When standing in a "set position" or setting up for a squat, why specifically are the toes turned out? Paul Chek had given an actual 30 degree figure. Mike Clark added that as the feet get wider, so does the angle of the hip. Is it somehow related to femur head in the acetabulum? Also, where does this information come from? The toe out information seems to be fairly common, but is there any scientific backup for this?
I believe the point Chek is/was trying to make was that the toes can be turned out up to 30 degrees for reasons of comfort and safety. Many individuals will/do have orthopedic differences due to injury history, common physical stessors and of course genetics. When these restrictions are present, an angling out of the toe/foot can "free up" the ankle and/or hip joints, so to speak. This is not an absolute for all people as some will not need such a drastic angle. The measure of 30 degrees is considered the maximum angle for safety/stability of the kinetic chain during a squat. Consider the following points:

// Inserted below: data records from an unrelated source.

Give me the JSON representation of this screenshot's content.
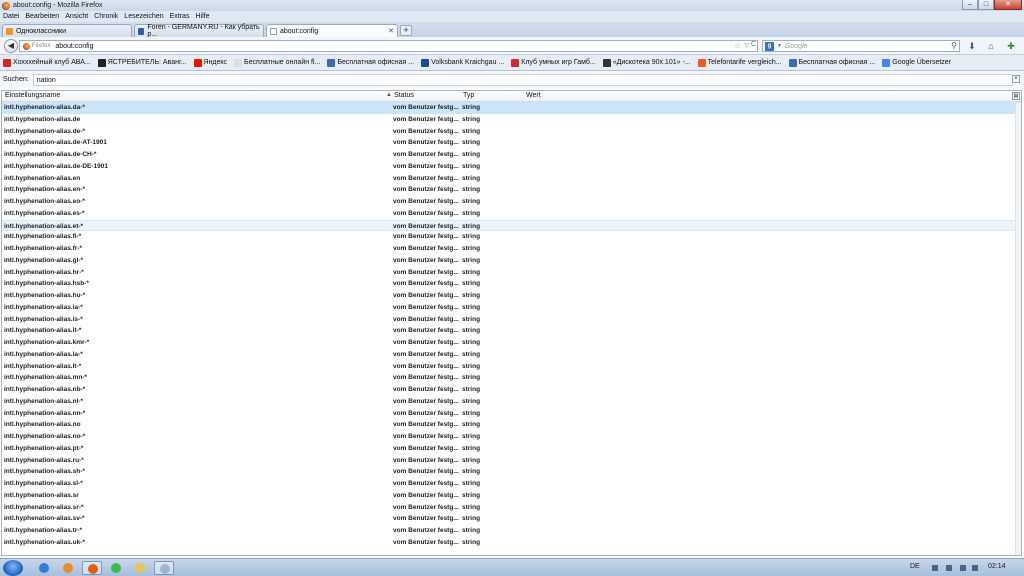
{
  "window": {
    "title": "about:config - Mozilla Firefox",
    "minimize_glyph": "–",
    "maximize_glyph": "□",
    "close_glyph": "✕"
  },
  "menu": [
    "Datei",
    "Bearbeiten",
    "Ansicht",
    "Chronik",
    "Lesezeichen",
    "Extras",
    "Hilfe"
  ],
  "tabs": [
    {
      "label": "Одноклассники",
      "icon": "odnoklassniki-icon",
      "color": "#f7931e"
    },
    {
      "label": "Foren - GERMANY.RU - Как убрать р...",
      "icon": "germany-ru-icon",
      "color": "#2f5fa8"
    },
    {
      "label": "about:config",
      "icon": "blank-page-icon",
      "color": "#ffffff"
    }
  ],
  "tab_close_glyph": "✕",
  "new_tab_glyph": "+",
  "navbar": {
    "back_glyph": "◀",
    "identity_label": "Firefox",
    "url": "about:config",
    "star_glyph": "☆",
    "dropdown_glyph": "▽",
    "reload_glyph": "C",
    "search_engine_label": "g",
    "search_dropdown_glyph": "▼",
    "search_placeholder": "Google",
    "search_glyph": "⚲",
    "download_glyph": "⬇",
    "home_glyph": "⌂",
    "addon_glyph": "✚"
  },
  "bookmarks": [
    {
      "label": "Хохххейный клуб АВА...",
      "icon": "red-circle-icon",
      "color": "#d9261c"
    },
    {
      "label": "ЯСТРЕБИТЕЛЬ: Аванг...",
      "icon": "game-icon",
      "color": "#222222"
    },
    {
      "label": "Яндекс",
      "icon": "yandex-icon",
      "color": "#e61400"
    },
    {
      "label": "Бесплатные онлайн fl...",
      "icon": "page-icon",
      "color": "#dddddd"
    },
    {
      "label": "Бесплатная офисная ...",
      "icon": "office-icon",
      "color": "#3b6db5"
    },
    {
      "label": "Volksbank Kraichgau ...",
      "icon": "volksbank-icon",
      "color": "#1f4a9b"
    },
    {
      "label": "Клуб умных игр Гамб...",
      "icon": "club-icon",
      "color": "#d22a2a"
    },
    {
      "label": "«Дискотека 90х.101» -...",
      "icon": "disco-icon",
      "color": "#333333"
    },
    {
      "label": "Telefontarife vergleich...",
      "icon": "telefon-icon",
      "color": "#f15a24"
    },
    {
      "label": "Бесплатная офисная ...",
      "icon": "office-icon",
      "color": "#3b6db5"
    },
    {
      "label": "Google Übersetzer",
      "icon": "google-translate-icon",
      "color": "#4285f4"
    }
  ],
  "filter": {
    "label": "Suchen:",
    "value": "nation",
    "clear_glyph": "×"
  },
  "columns": {
    "name": "Einstellungsname",
    "status": "Status",
    "type": "Typ",
    "value": "Wert",
    "sort_glyph": "▲",
    "picker_glyph": "▤"
  },
  "rows": [
    {
      "name": "intl.hyphenation-alias.da-*",
      "status": "vom Benutzer festg...",
      "type": "string",
      "value": ""
    },
    {
      "name": "intl.hyphenation-alias.de",
      "status": "vom Benutzer festg...",
      "type": "string",
      "value": ""
    },
    {
      "name": "intl.hyphenation-alias.de-*",
      "status": "vom Benutzer festg...",
      "type": "string",
      "value": ""
    },
    {
      "name": "intl.hyphenation-alias.de-AT-1901",
      "status": "vom Benutzer festg...",
      "type": "string",
      "value": ""
    },
    {
      "name": "intl.hyphenation-alias.de-CH-*",
      "status": "vom Benutzer festg...",
      "type": "string",
      "value": ""
    },
    {
      "name": "intl.hyphenation-alias.de-DE-1901",
      "status": "vom Benutzer festg...",
      "type": "string",
      "value": ""
    },
    {
      "name": "intl.hyphenation-alias.en",
      "status": "vom Benutzer festg...",
      "type": "string",
      "value": ""
    },
    {
      "name": "intl.hyphenation-alias.en-*",
      "status": "vom Benutzer festg...",
      "type": "string",
      "value": ""
    },
    {
      "name": "intl.hyphenation-alias.eo-*",
      "status": "vom Benutzer festg...",
      "type": "string",
      "value": ""
    },
    {
      "name": "intl.hyphenation-alias.es-*",
      "status": "vom Benutzer festg...",
      "type": "string",
      "value": ""
    },
    {
      "name": "intl.hyphenation-alias.et-*",
      "status": "vom Benutzer festg...",
      "type": "string",
      "value": ""
    },
    {
      "name": "intl.hyphenation-alias.fi-*",
      "status": "vom Benutzer festg...",
      "type": "string",
      "value": ""
    },
    {
      "name": "intl.hyphenation-alias.fr-*",
      "status": "vom Benutzer festg...",
      "type": "string",
      "value": ""
    },
    {
      "name": "intl.hyphenation-alias.gl-*",
      "status": "vom Benutzer festg...",
      "type": "string",
      "value": ""
    },
    {
      "name": "intl.hyphenation-alias.hr-*",
      "status": "vom Benutzer festg...",
      "type": "string",
      "value": ""
    },
    {
      "name": "intl.hyphenation-alias.hsb-*",
      "status": "vom Benutzer festg...",
      "type": "string",
      "value": ""
    },
    {
      "name": "intl.hyphenation-alias.hu-*",
      "status": "vom Benutzer festg...",
      "type": "string",
      "value": ""
    },
    {
      "name": "intl.hyphenation-alias.ia-*",
      "status": "vom Benutzer festg...",
      "type": "string",
      "value": ""
    },
    {
      "name": "intl.hyphenation-alias.is-*",
      "status": "vom Benutzer festg...",
      "type": "string",
      "value": ""
    },
    {
      "name": "intl.hyphenation-alias.it-*",
      "status": "vom Benutzer festg...",
      "type": "string",
      "value": ""
    },
    {
      "name": "intl.hyphenation-alias.kmr-*",
      "status": "vom Benutzer festg...",
      "type": "string",
      "value": ""
    },
    {
      "name": "intl.hyphenation-alias.la-*",
      "status": "vom Benutzer festg...",
      "type": "string",
      "value": ""
    },
    {
      "name": "intl.hyphenation-alias.lt-*",
      "status": "vom Benutzer festg...",
      "type": "string",
      "value": ""
    },
    {
      "name": "intl.hyphenation-alias.mn-*",
      "status": "vom Benutzer festg...",
      "type": "string",
      "value": ""
    },
    {
      "name": "intl.hyphenation-alias.nb-*",
      "status": "vom Benutzer festg...",
      "type": "string",
      "value": ""
    },
    {
      "name": "intl.hyphenation-alias.nl-*",
      "status": "vom Benutzer festg...",
      "type": "string",
      "value": ""
    },
    {
      "name": "intl.hyphenation-alias.nn-*",
      "status": "vom Benutzer festg...",
      "type": "string",
      "value": ""
    },
    {
      "name": "intl.hyphenation-alias.no",
      "status": "vom Benutzer festg...",
      "type": "string",
      "value": ""
    },
    {
      "name": "intl.hyphenation-alias.no-*",
      "status": "vom Benutzer festg...",
      "type": "string",
      "value": ""
    },
    {
      "name": "intl.hyphenation-alias.pt-*",
      "status": "vom Benutzer festg...",
      "type": "string",
      "value": ""
    },
    {
      "name": "intl.hyphenation-alias.ru-*",
      "status": "vom Benutzer festg...",
      "type": "string",
      "value": ""
    },
    {
      "name": "intl.hyphenation-alias.sh-*",
      "status": "vom Benutzer festg...",
      "type": "string",
      "value": ""
    },
    {
      "name": "intl.hyphenation-alias.sl-*",
      "status": "vom Benutzer festg...",
      "type": "string",
      "value": ""
    },
    {
      "name": "intl.hyphenation-alias.sr",
      "status": "vom Benutzer festg...",
      "type": "string",
      "value": ""
    },
    {
      "name": "intl.hyphenation-alias.sr-*",
      "status": "vom Benutzer festg...",
      "type": "string",
      "value": ""
    },
    {
      "name": "intl.hyphenation-alias.sv-*",
      "status": "vom Benutzer festg...",
      "type": "string",
      "value": ""
    },
    {
      "name": "intl.hyphenation-alias.tr-*",
      "status": "vom Benutzer festg...",
      "type": "string",
      "value": ""
    },
    {
      "name": "intl.hyphenation-alias.uk-*",
      "status": "vom Benutzer festg...",
      "type": "string",
      "value": ""
    }
  ],
  "selected_row": 0,
  "hovered_row": 10,
  "taskbar": {
    "apps": [
      {
        "icon": "windows-explorer-icon",
        "color": "#2f7ed8",
        "active": false
      },
      {
        "icon": "media-player-icon",
        "color": "#f08a24",
        "active": false
      },
      {
        "icon": "firefox-icon",
        "color": "#e35d11",
        "active": true
      },
      {
        "icon": "chrome-icon",
        "color": "#3cba54",
        "active": false
      },
      {
        "icon": "folder-icon",
        "color": "#e9c45a",
        "active": false
      },
      {
        "icon": "window-icon",
        "color": "#9fb6d3",
        "active": true
      }
    ],
    "language": "DE",
    "clock": "02:14"
  }
}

- As the toes are angled out, so too must the tibia and femur externally rotate/abduct so as to maintain proper alignment and OIARs (Optimal Instantaneous Axiis of Rotation) of the ankle, knee and hip. Hand-in-hand with this external rotation/abduction must be a slightly wider foot placement as well. All of this equates to maintenance of joint health/integrity and the avoidance of injury.
- This angling out means that the normally sagittal plane squat is now slightly approaching the frontal plane. Take a look at the simplified diagram below. In figure A, you can see the position of the segments in a purely sagittal plane squat. Particularly notice how much more dorsiflexion is required in this version of the squat.
- Contrast this with figure B, which is albeit an extreme example of the sumo squat position very close to the frontal plane. Notice how much less dorsiflexion is required. This is due to the "shortening" of the lever arm (femur) that occurs when the lower extremity is externally rotated/abducted during the squat pattern. This can be beneficial for those individuals who have some restriction in the hip, knee and of course the ankle such as a lack of adequate dorsiflexion. It may also benefit to those with genetic structural features such as an abnormally long femur comparatively speaking to the trunk and tibia, which make up the other two segments of the squat.
If an individual is still unable to learn/perform a squatting pattern with the toes at a 30 degree angle, than "freeing up" the restriction(s) identified in the assessment should likely be the priority. This may be accomplished via some sort of stretching/flexibility and/or joint mobilization technique or therapy such as neuromuscular therapy, massage therapy or perhaps chiropractic care, etc.
For a great resource on mechanics, I suggest Joint Structure and Function - A Comprehensive Analysis by Norkin and Levangie. It's a tough but great read, and it should provide you with the research and evidence you're seeking.